The Supreme Court issued a 4-4 per curiam decision affirming (pdf) the Ninth Circuit Court’s decision in Costco vs. Omega. Basically Omega sells its watches cheaper abroad, and Costco was re-importing them from a reseller to give the discount to US customers. This was a copyright violation, says Omega, and the Ninth Circuit reverse the lower court decision in favor of Costco. Why does this matter? As I mentioned earlier, a decision for Costco would let resellers sell cheap textbooks in the US. When I was in Delhi I picked up a copy of Feller Vol. 1 (the Vol. 2 was a little beat up so I decided to get it another time) for Rs. 400 (under 10 bucks), a savings of over $120 from the price on Amazon. Admittedly, it’s softcover and the paper is not quite as nice, but the way publishers gouge people on technical books is astonishing.

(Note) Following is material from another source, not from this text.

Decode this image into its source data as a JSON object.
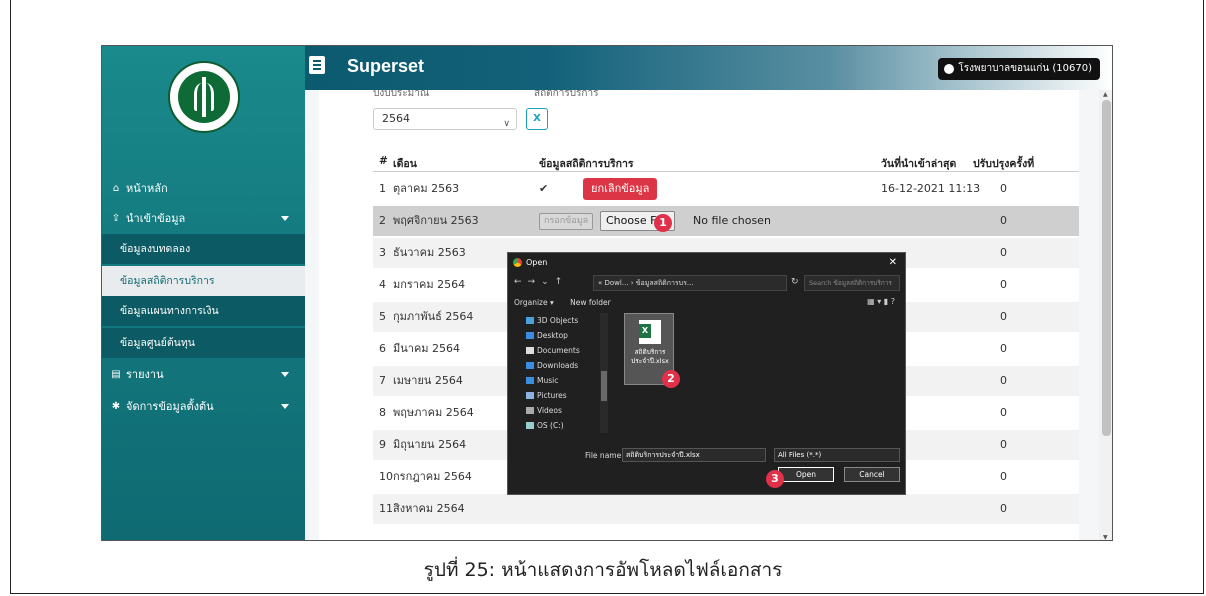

I’ve seen this quote excerpted in parts before, but not the whole thing:
I repeat, feedback is a method for controlling a system by reinserting into it the results of its past performance. If these results are merely used as numerical data for the criticism of the system and its regulation, we have the simple feedback of the control engineers. If, however, the information which proceeds backward from the performance is able to change the general method and pattern of performance, we have a process which may well be called learning.
– Norbert Wiener, The Human Use of Human Beings
It is a strange distinction Wiener is trying to make here. First, Wiener tries to make “numerical data” a simple special case, and equates control as the manipulation of numerical data. However, he doesn’t contrast numbers with something else (presumably non-numerical) which can “change the general method and pattern.” Taking it from the other direction, he implies that mere control engineering cannot accomplish “learning.” That is, from numerical data and “criticism of the system” we cannot change how the system works. By Wiener’s lights, pretty much all of the work in mathematical control and machine learning would be classified as control.
I am, of course, missing the context in which Wiener was writing. But I’m not sure what I’m missing. For example, at the time a “control engineer” may have been more of a regulator, so in the first case Wiener may be referring to putting a human in the loop. In the book he makes a distinction between data and algorithms (the “taping”) which has been fuzzed up by computer science. If this distinction leads to drawing a line between control and learning, then is there a distinction between control and learning?